** ENTRIES SUPPLIED follows **

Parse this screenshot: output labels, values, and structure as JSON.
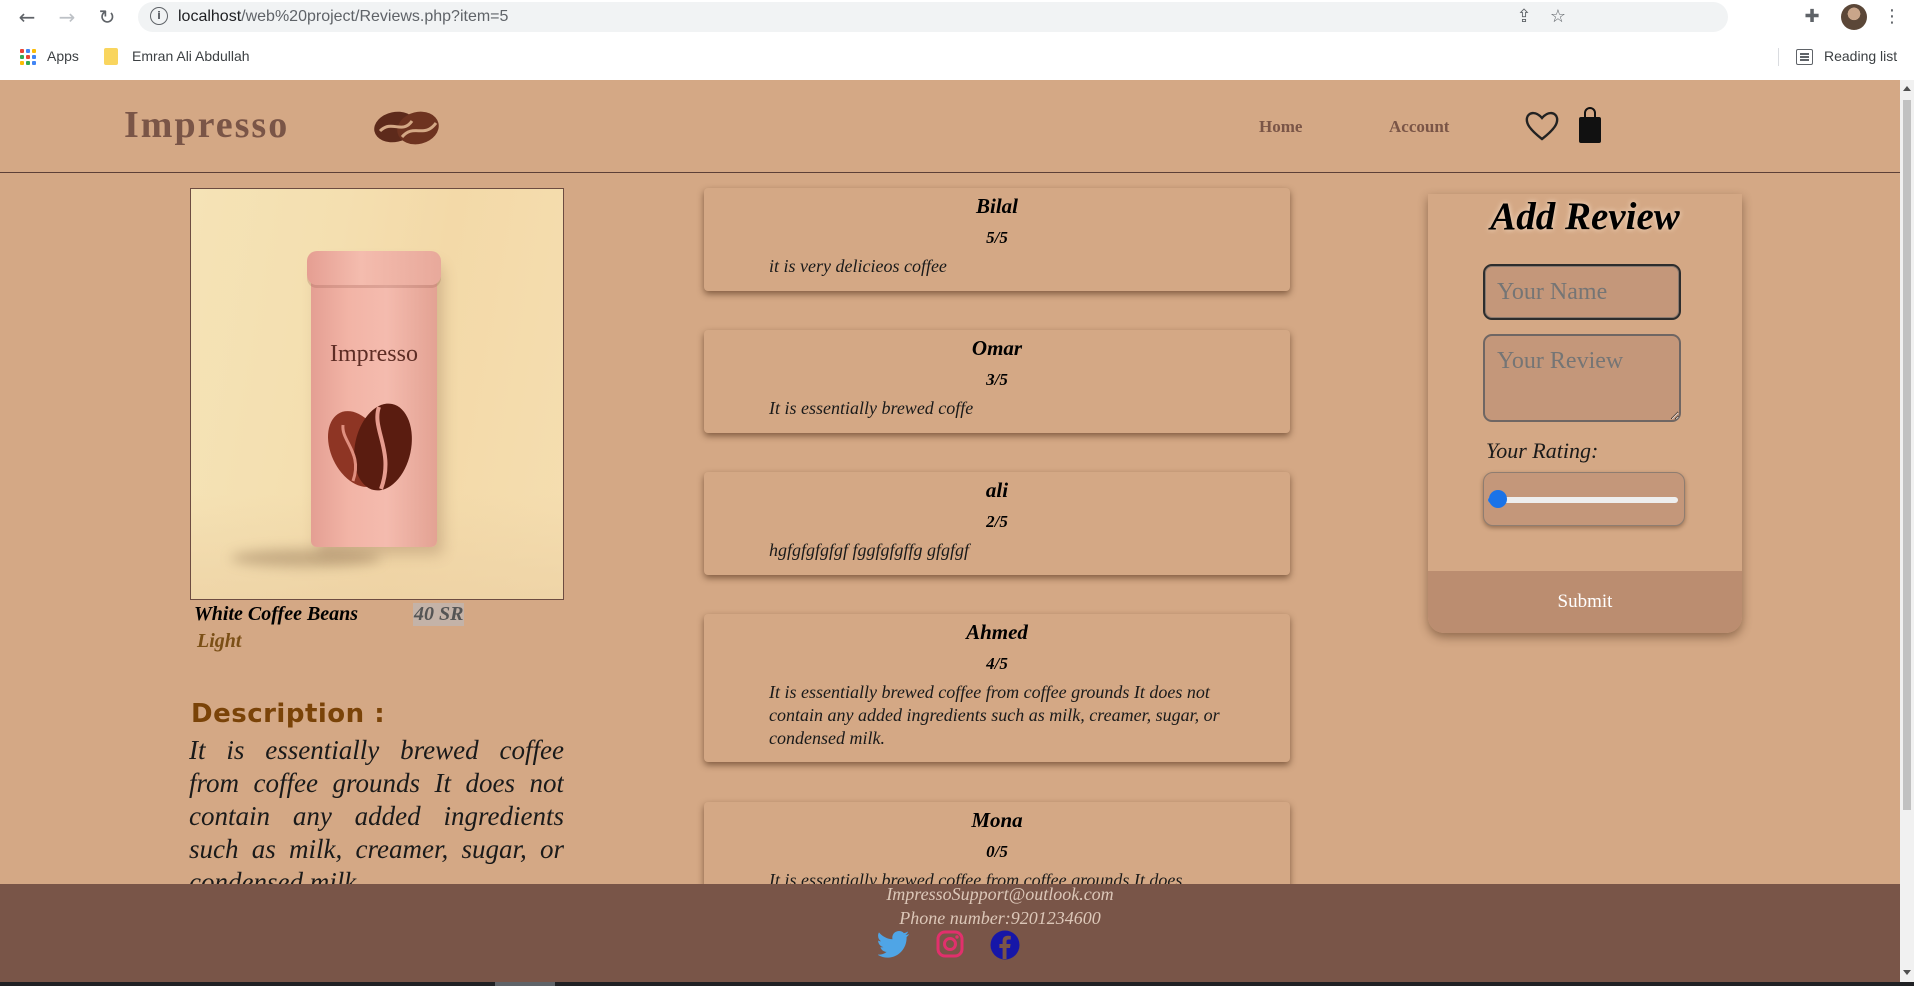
{
  "browser": {
    "url_host": "localhost",
    "url_path": "/web%20project/Reviews.php?item=5",
    "bookmarks": [
      "Apps",
      "Emran Ali Abdullah"
    ],
    "reading_list": "Reading list"
  },
  "header": {
    "brand": "Impresso",
    "nav": [
      "Home",
      "Account"
    ]
  },
  "product": {
    "image_label": "Impresso",
    "name": "White Coffee Beans",
    "price": "40 SR",
    "roast": "Light",
    "description_title": "Description :",
    "description": "It is essentially brewed coffee from coffee grounds It does not contain any added ingredients such as milk, creamer, sugar, or condensed milk."
  },
  "reviews": [
    {
      "name": "Bilal",
      "rating": "5/5",
      "text": "it is very delicieos coffee"
    },
    {
      "name": "Omar",
      "rating": "3/5",
      "text": "It is essentially brewed coffe"
    },
    {
      "name": "ali",
      "rating": "2/5",
      "text": "hgfgfgfgfgf fggfgfgffg gfgfgf"
    },
    {
      "name": "Ahmed",
      "rating": "4/5",
      "text": "It is essentially brewed coffee from coffee grounds It does not contain any added ingredients such as milk, creamer, sugar, or condensed milk."
    },
    {
      "name": "Mona",
      "rating": "0/5",
      "text": "It is essentially brewed coffee from coffee grounds It does"
    }
  ],
  "review_form": {
    "title": "Add Review",
    "name_placeholder": "Your Name",
    "review_placeholder": "Your Review",
    "rating_label": "Your Rating:",
    "rating_value": 0,
    "submit": "Submit"
  },
  "footer": {
    "email": "ImpressoSupport@outlook.com",
    "phone": "Phone number:9201234600",
    "social": [
      "twitter-icon",
      "instagram-icon",
      "facebook-icon"
    ]
  },
  "colors": {
    "page_bg": "#d4a885",
    "brand": "#7a5547",
    "footer_bg": "#795548",
    "accent_blue": "#1a73e8"
  }
}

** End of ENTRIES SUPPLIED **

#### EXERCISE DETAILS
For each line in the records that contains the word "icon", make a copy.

#### RESULT FOR THIS TASK
      "twitter-icon",
      "instagram-icon",
      "facebook-icon"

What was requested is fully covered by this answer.